Asylum seekers living at Moria, the reception and identification center on the Greek island of Lesvos, are under enormous mental strain. With no choice but to live in unacceptable conditions, with little concrete information about their futures and long waits to have their asylum claims heard, suicide rates among clients of the IRC mental health centre are astonishingly high: thirty percent of our clients have attempted suicide. Sixty percent have considered attempting suicide. Over the past six months, the IRC has been gathering the testimony of clients who attend our mental health centre in Mytilene, the capital of Lesvos. This brief outlines our findings and puts forward recommendations for the Greek local and central government, EU leaders and donors, to ensure that all asylum seekers at Moria in need of mental health services are able to access it and that living conditions do not trigger or exacerbate existing trauma.
Feasibility and Acceptability of Mobile and Remote Gender-based Violence (GBV) Service Delivery
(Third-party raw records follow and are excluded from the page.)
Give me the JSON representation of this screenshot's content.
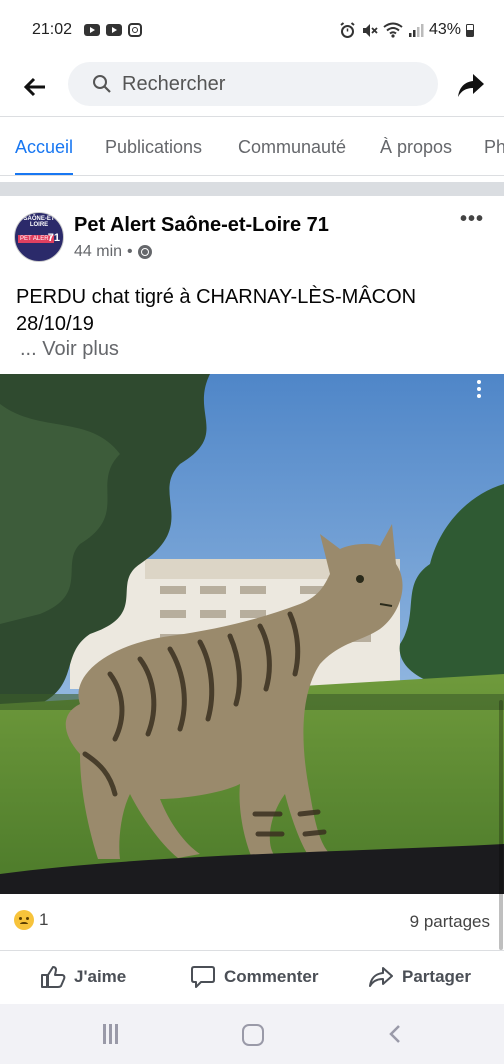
{
  "status_bar": {
    "time": "21:02",
    "battery": "43%",
    "icons": [
      "youtube-icon",
      "youtube-icon",
      "instagram-icon",
      "alarm-icon",
      "mute-icon",
      "wifi-icon",
      "signal-icon",
      "battery-icon"
    ]
  },
  "header": {
    "search_placeholder": "Rechercher",
    "back_icon": "arrow-left-icon",
    "share_icon": "share-arrow-icon"
  },
  "tabs": [
    {
      "label": "Accueil",
      "active": true
    },
    {
      "label": "Publications",
      "active": false
    },
    {
      "label": "Communauté",
      "active": false
    },
    {
      "label": "À propos",
      "active": false
    },
    {
      "label": "Ph",
      "active": false
    }
  ],
  "post": {
    "page_name": "Pet Alert Saône-et-Loire 71",
    "time": "44 min",
    "separator": "•",
    "text_line1": "PERDU chat tigré à CHARNAY-LÈS-MÂCON",
    "text_line2": "28/10/19",
    "see_more": "... Voir plus",
    "avatar": {
      "top": "SAÔNE-ET LOIRE",
      "badge": "PET ALERT",
      "number": "71"
    },
    "more_icon": "ellipsis-icon"
  },
  "stats": {
    "reaction_icon": "sad-emoji-icon",
    "reaction_count": "1",
    "shares": "9 partages"
  },
  "actions": {
    "like": "J'aime",
    "comment": "Commenter",
    "share": "Partager"
  },
  "colors": {
    "accent": "#1877f2",
    "secondary_text": "#65676b",
    "divider": "#dadde1"
  }
}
Gender-based violence (GBV) often escalates during humanitarian emergencies, especially when crises result in displacement. Increasingly, displaced persons are living in host communities or informal settlements, with more than half of the world's displaced people living in urban areas. Furthermore, conflict and disasters exacerbate many forms of GBV, such as sexual violence, intimate partner violence (IPV), and early marriage. Often those populations at greatest risk of GBV reside in areas that are difficult to access, both in terms of distance and security. To address these challenges, the International Rescue Committee (IRC), with support from the U.S. State Department, Bureau of Population, Refugees and Migration (BPRM), and European Union Civil Protection and Humanitarian Aid (ECHO), has developed guidelines to support the provision of mobile and remote services to survivors of GBV in out-of-camp humanitarian settings. The guidelines recommend approaches and minimum standards for designing and implementing such approaches to service delivery while adhering to best-practice principles.
The IRC in Europe supports local service providers including community based-organisations, municipalities, other public bodies as well as non-governmental organisations working towards the socio-economic inclusion, safety and self-sufficiency of refugees and asylum seekers. Resettlement Resources provides expert resources for local governments, civil society and community organisations delivering reception and integration services for resettled refugees and asylum seekers.
Pushing the boundaries: Insights into the EU’s response to mixed migration on the Central Mediterranean Route
This report aims to draw greater attention to the humanitarian crisis facing people on the move along the Central Mediterranean Route and includes the IRC's ‘Ten Point Action Plan’ for EU leaders to promote a values-driven approach to migration on the route.
Forging a common path: A European approach to the integration of refugees and asylum-seekers
At a time where populist voices in member states dominate the debate on migration and displacement, the EU can provide principled leadership.
International Rescue Committee Annual Report 2017
International Rescue Committee Annual Report 2017
Seven steps to scaling cash relief
In 2016 we joined other donors and humanitarian actors to commit to increase the use of humanitarian cash as part of the Grand Bargain, an agreement negotiated between donors and aid organisations. Since then, we have implemented a set of organisational reforms to achieve such a scale up which are of relevance to the wider humanitarian community.